Welcome to Day 1 of a 3-day "Productivity Blog Showdown." If you’re
just joining us, here’s the quick background of what’s going on. A few
days ago, I noted that I’d like to see a "showdown" between two upcoming gurus of personal productivity, Fred Gratzon and Steve Pavlina. Both guys agreed to do the showdown, we collected some questions from readers, and here we are.
We’ll start off by laying some groundwork, which will help provide a
little bit of context for the next couple of days. I’ve collected some
key words that are thrown around in conversations about productivity
and I’ve asked both Steve and Fred to define them for us. The following
words are what I’ve asked them to define: success, hard work/working,
passion, happiness, laziness/lazy, productivity, work ethic,
Steve Pavlina is a recovering software developer, specializing in gaming. He founded, and currently runs, Dexterity Software. I say he’s a "recovering" software developer because on his blog,
he has been very transparent about his vocational goals and his roadmap
for achieving them. Steve has built up a very popular archive of free productivity articles here. Finally, for a great background sketch on Steve, be sure to review his "about" page. Without further commentary, here’s Steve…
My favorite definition of success comes from Earl Nightingale: "Success is the progressive realization of a worthy goal or ideal." Since our goals and values are unique, our personal definitions of success will be unique as well. Therefore, we must treat success as a relative term.

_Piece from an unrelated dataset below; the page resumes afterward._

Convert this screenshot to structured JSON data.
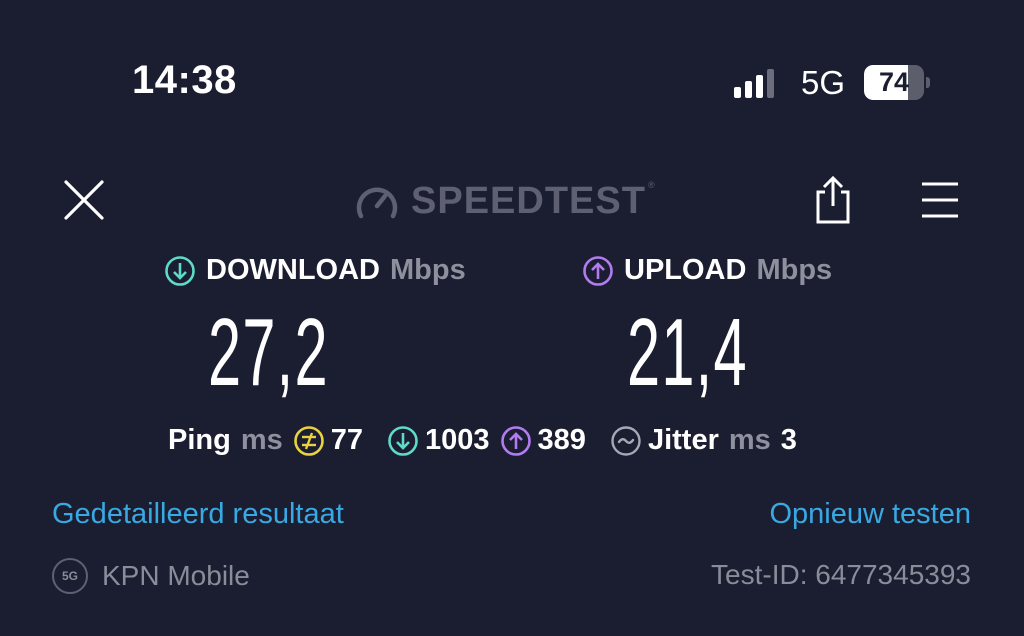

The key part of this definition is "progressive realization." Success is a process, not an end result; it is a path, not a destination. If you’re pursuing a worthy goal or ideal (worthy based on your values, not mine or anyone else’s), then it doesn’t matter what your external results are right now — you’re successful.
Hard work is whatever challenges you to grow. Hard work need not be tedious or boring or painful. You can do what you love to do and be passionate about it, and it can still be hard work if it causes you to push past your perceived limits. Writing and giving speeches is hard work for me. It challenges me tremendously and requires me to work at 100% capacity. But I also love it and find it deeply fulfilling. I think one of the greatest breakthroughs people can make in their lives is to fall in love with hard work, which means finding a challenge that you can pursue with passion. As Kahlil Gibran wrote in The Prophet, "Work is love made visible."

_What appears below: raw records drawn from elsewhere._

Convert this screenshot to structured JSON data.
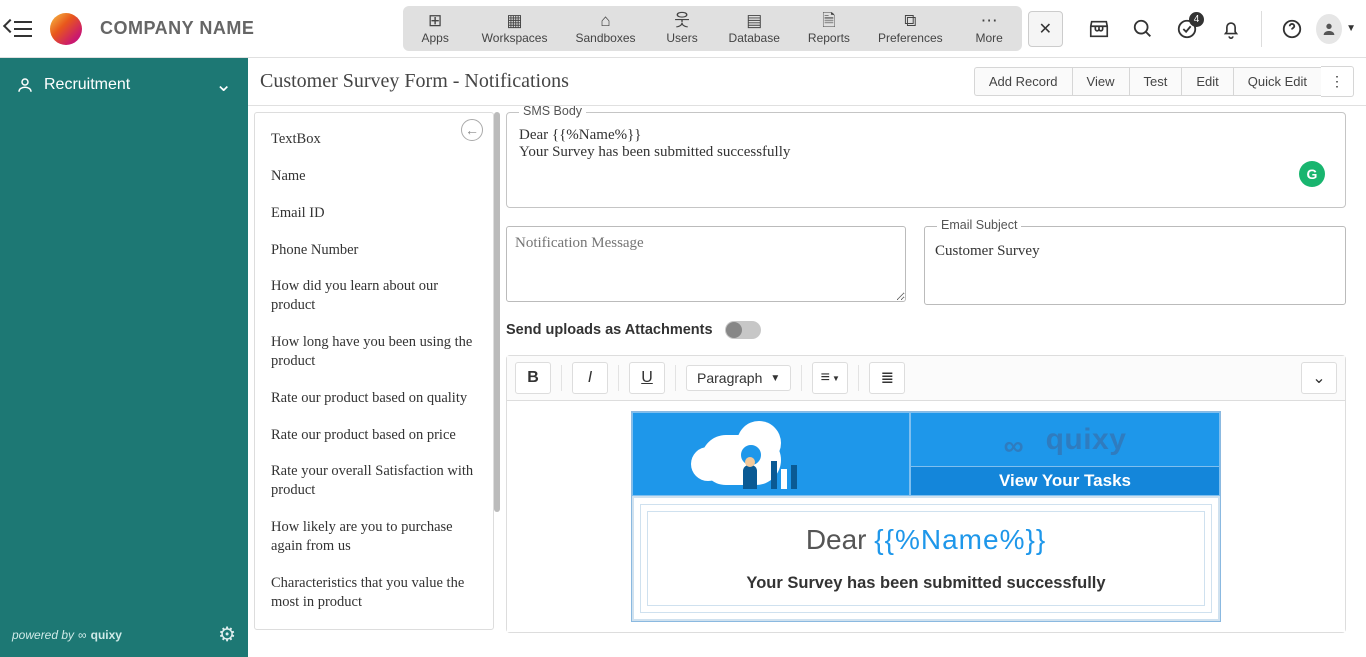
{
  "brand": "COMPANY NAME",
  "nav": {
    "items": [
      {
        "icon": "⊞",
        "label": "Apps"
      },
      {
        "icon": "▦",
        "label": "Workspaces"
      },
      {
        "icon": "⌂",
        "label": "Sandboxes"
      },
      {
        "icon": "웃",
        "label": "Users"
      },
      {
        "icon": "▤",
        "label": "Database"
      },
      {
        "icon": "🗎",
        "label": "Reports"
      },
      {
        "icon": "⧉",
        "label": "Preferences"
      },
      {
        "icon": "⋯",
        "label": "More"
      }
    ],
    "close": "✕",
    "badge": "4"
  },
  "sidebar": {
    "title": "Recruitment",
    "poweredBy": "powered by",
    "brand": "quixy"
  },
  "page": {
    "title": "Customer Survey Form - Notifications",
    "actions": [
      "Add Record",
      "View",
      "Test",
      "Edit",
      "Quick Edit"
    ]
  },
  "fields": [
    "TextBox",
    "Name",
    "Email ID",
    "Phone Number",
    "How did you learn about our product",
    "How long have you been using the product",
    "Rate our product based on quality",
    "Rate our product based on price",
    "Rate your overall Satisfaction with product",
    "How likely are you to purchase again from us",
    "Characteristics that you value the most in product"
  ],
  "form": {
    "smsLegend": "SMS Body",
    "smsBody": "Dear {{%Name%}}\nYour Survey has been submitted successfully",
    "notifPlaceholder": "Notification Message",
    "emailSubjLegend": "Email Subject",
    "emailSubj": "Customer Survey",
    "attachLabel": "Send uploads as Attachments",
    "paragraph": "Paragraph"
  },
  "template": {
    "brand": "quixy",
    "viewTasks": "View Your Tasks",
    "dear": "Dear ",
    "namePlaceholder": "{{%Name%}}",
    "msg": "Your Survey has been submitted successfully"
  }
}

Passion is enthusiasm and desire. It is the emotional fuel for work which can provide extra drive and energy. It’s easy to sell people on the idea that if you just dive right into doing what you love most, you’ll be incredibly successful and fulfilled and everything will magically work out somehow. For some people this certainly does work, but desire is just part of the equation. For most people (myself included), passion alone is not enough. Personally I’m more passionate about making love than I am about giving speeches, but two kids is enough for me. The value of passion varies from person to person; for some people it’s a better fuel than others. If you’re a fairly emotional person who’s driven largely by your heart, passion is likely to be a powerful success factor for you. But if you’re more logically minded and driven by your head, you’re likely to find passion a much weaker fuel, and you may be suspicious of passion’s risk of leading you astray. Using the fuel of passion effectively requires a high degree of self-awareness, and you must intelligently decide for yourself what role it should play in your life. As a human being, you must respect the fact that you are also an emotional animal. You have the high-level cerebral cortex of a human, but you also share the limbic brain of a leopard. It’s extremely valuable to learn to control your own limbic system instead of being controlled by it. This means using positive emotions as added fuel to achieve the goals selected by your cerebral cortex. Learn to use your emotions to drive you to fulfill your purpose instead of being victimized by them. Advertisers spend billions of dollars each year to influence you through your limbic system, so if you don’t take control of it, you can bet someone else will.